- **Work to be completed**
From the records below, copy every line that contains the word "Files".

Interface dataset entries:
● ● ●

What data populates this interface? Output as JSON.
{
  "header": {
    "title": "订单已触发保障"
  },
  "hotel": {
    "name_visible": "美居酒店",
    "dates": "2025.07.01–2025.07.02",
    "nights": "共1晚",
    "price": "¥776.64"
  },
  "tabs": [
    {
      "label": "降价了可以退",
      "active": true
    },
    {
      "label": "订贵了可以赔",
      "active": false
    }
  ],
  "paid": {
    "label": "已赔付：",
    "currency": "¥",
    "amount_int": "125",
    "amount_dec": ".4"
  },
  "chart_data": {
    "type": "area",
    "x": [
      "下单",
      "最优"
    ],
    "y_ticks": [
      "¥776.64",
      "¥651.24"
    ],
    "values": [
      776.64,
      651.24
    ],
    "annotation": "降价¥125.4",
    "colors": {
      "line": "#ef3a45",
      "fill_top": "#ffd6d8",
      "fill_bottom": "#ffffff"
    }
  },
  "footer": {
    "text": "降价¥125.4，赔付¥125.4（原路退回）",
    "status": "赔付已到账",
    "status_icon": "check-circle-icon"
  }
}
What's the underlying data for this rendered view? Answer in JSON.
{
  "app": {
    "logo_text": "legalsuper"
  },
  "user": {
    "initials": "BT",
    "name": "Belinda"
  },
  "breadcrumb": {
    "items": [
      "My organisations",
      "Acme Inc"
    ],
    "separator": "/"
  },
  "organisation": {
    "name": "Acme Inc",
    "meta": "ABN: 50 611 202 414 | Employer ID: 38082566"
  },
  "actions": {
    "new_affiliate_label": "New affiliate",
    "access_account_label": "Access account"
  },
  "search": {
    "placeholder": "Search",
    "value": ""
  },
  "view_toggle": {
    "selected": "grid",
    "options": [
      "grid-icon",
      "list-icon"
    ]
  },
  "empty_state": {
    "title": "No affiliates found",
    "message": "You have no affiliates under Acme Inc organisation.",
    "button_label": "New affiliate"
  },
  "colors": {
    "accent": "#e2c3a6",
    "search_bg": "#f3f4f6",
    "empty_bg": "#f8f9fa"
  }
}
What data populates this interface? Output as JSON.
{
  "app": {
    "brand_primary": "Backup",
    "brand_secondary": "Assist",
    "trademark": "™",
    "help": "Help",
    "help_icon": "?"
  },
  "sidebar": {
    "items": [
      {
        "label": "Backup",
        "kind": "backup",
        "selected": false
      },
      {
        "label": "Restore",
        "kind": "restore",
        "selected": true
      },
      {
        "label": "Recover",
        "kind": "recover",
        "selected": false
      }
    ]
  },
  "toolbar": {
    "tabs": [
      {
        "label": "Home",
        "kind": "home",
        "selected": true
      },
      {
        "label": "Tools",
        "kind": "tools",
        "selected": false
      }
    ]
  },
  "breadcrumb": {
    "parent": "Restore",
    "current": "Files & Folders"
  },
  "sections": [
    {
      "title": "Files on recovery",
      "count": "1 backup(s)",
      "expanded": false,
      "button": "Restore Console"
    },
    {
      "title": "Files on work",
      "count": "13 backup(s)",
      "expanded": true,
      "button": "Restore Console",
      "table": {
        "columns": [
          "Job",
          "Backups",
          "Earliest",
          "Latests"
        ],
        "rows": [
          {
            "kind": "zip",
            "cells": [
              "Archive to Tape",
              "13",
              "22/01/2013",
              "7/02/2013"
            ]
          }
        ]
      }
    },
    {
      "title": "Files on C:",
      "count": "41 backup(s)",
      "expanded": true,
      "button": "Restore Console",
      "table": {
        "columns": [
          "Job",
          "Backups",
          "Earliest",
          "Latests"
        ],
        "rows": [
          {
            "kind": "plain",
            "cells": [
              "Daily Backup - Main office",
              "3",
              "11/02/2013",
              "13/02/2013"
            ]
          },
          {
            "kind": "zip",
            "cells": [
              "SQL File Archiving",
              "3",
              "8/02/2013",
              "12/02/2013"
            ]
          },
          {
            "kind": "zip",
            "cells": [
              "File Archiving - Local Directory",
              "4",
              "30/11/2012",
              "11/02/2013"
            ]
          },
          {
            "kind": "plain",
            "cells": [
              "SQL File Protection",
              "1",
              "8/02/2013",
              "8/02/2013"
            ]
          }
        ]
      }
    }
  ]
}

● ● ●

- **Response area**
    "current": "Files & Folders"
      "title": "Files on recovery",
      "title": "Files on work",
      "title": "Files on C:",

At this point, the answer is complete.